Start of Data for this task

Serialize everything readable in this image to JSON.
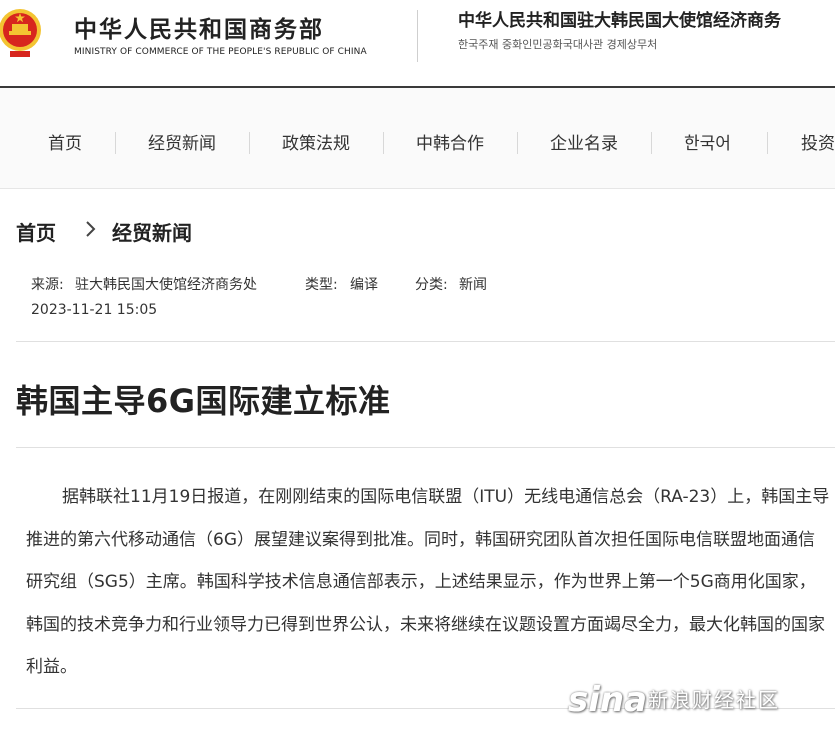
{
  "header": {
    "ministry_name_cn": "中华人民共和国商务部",
    "ministry_name_en": "MINISTRY OF COMMERCE OF THE PEOPLE'S REPUBLIC OF CHINA",
    "embassy_name_cn": "中华人民共和国驻大韩民国大使馆经济商务",
    "embassy_name_kr": "한국주재 중화인민공화국대사관 경제상무처",
    "emblem_icon": "national-emblem-icon",
    "colors": {
      "emblem_red": "#d7261e",
      "emblem_gold": "#f3c432"
    }
  },
  "nav": {
    "items": [
      {
        "label": "首页"
      },
      {
        "label": "经贸新闻"
      },
      {
        "label": "政策法规"
      },
      {
        "label": "中韩合作"
      },
      {
        "label": "企业名录"
      },
      {
        "label": "한국어"
      },
      {
        "label": "投资"
      }
    ]
  },
  "breadcrumb": {
    "home": "首页",
    "current": "经贸新闻",
    "separator_icon": "chevron-right-icon"
  },
  "meta": {
    "source_label": "来源:",
    "source_value": "驻大韩民国大使馆经济商务处",
    "type_label": "类型:",
    "type_value": "编译",
    "category_label": "分类:",
    "category_value": "新闻",
    "datetime": "2023-11-21 15:05"
  },
  "article": {
    "title": "韩国主导6G国际建立标准",
    "body": "据韩联社11月19日报道，在刚刚结束的国际电信联盟（ITU）无线电通信总会（RA-23）上，韩国主导推进的第六代移动通信（6G）展望建议案得到批准。同时，韩国研究团队首次担任国际电信联盟地面通信研究组（SG5）主席。韩国科学技术信息通信部表示，上述结果显示，作为世界上第一个5G商用化国家，韩国的技术竞争力和行业领导力已得到世界公认，未来将继续在议题设置方面竭尽全力，最大化韩国的国家利益。"
  },
  "watermark": {
    "logo": "sina",
    "text": "新浪财经社区"
  }
}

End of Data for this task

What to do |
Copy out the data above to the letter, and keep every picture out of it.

Written answer |
Serialize everything readable in this image to JSON.
{
  "header": {
    "ministry_name_cn": "中华人民共和国商务部",
    "ministry_name_en": "MINISTRY OF COMMERCE OF THE PEOPLE'S REPUBLIC OF CHINA",
    "embassy_name_cn": "中华人民共和国驻大韩民国大使馆经济商务",
    "embassy_name_kr": "한국주재 중화인민공화국대사관 경제상무처",
    "emblem_icon": "national-emblem-icon",
    "colors": {
      "emblem_red": "#d7261e",
      "emblem_gold": "#f3c432"
    }
  },
  "nav": {
    "items": [
      {
        "label": "首页"
      },
      {
        "label": "经贸新闻"
      },
      {
        "label": "政策法规"
      },
      {
        "label": "中韩合作"
      },
      {
        "label": "企业名录"
      },
      {
        "label": "한국어"
      },
      {
        "label": "投资"
      }
    ]
  },
  "breadcrumb": {
    "home": "首页",
    "current": "经贸新闻",
    "separator_icon": "chevron-right-icon"
  },
  "meta": {
    "source_label": "来源:",
    "source_value": "驻大韩民国大使馆经济商务处",
    "type_label": "类型:",
    "type_value": "编译",
    "category_label": "分类:",
    "category_value": "新闻",
    "datetime": "2023-11-21 15:05"
  },
  "article": {
    "title": "韩国主导6G国际建立标准",
    "body": "据韩联社11月19日报道，在刚刚结束的国际电信联盟（ITU）无线电通信总会（RA-23）上，韩国主导推进的第六代移动通信（6G）展望建议案得到批准。同时，韩国研究团队首次担任国际电信联盟地面通信研究组（SG5）主席。韩国科学技术信息通信部表示，上述结果显示，作为世界上第一个5G商用化国家，韩国的技术竞争力和行业领导力已得到世界公认，未来将继续在议题设置方面竭尽全力，最大化韩国的国家利益。"
  },
  "watermark": {
    "logo": "sina",
    "text": "新浪财经社区"
  }
}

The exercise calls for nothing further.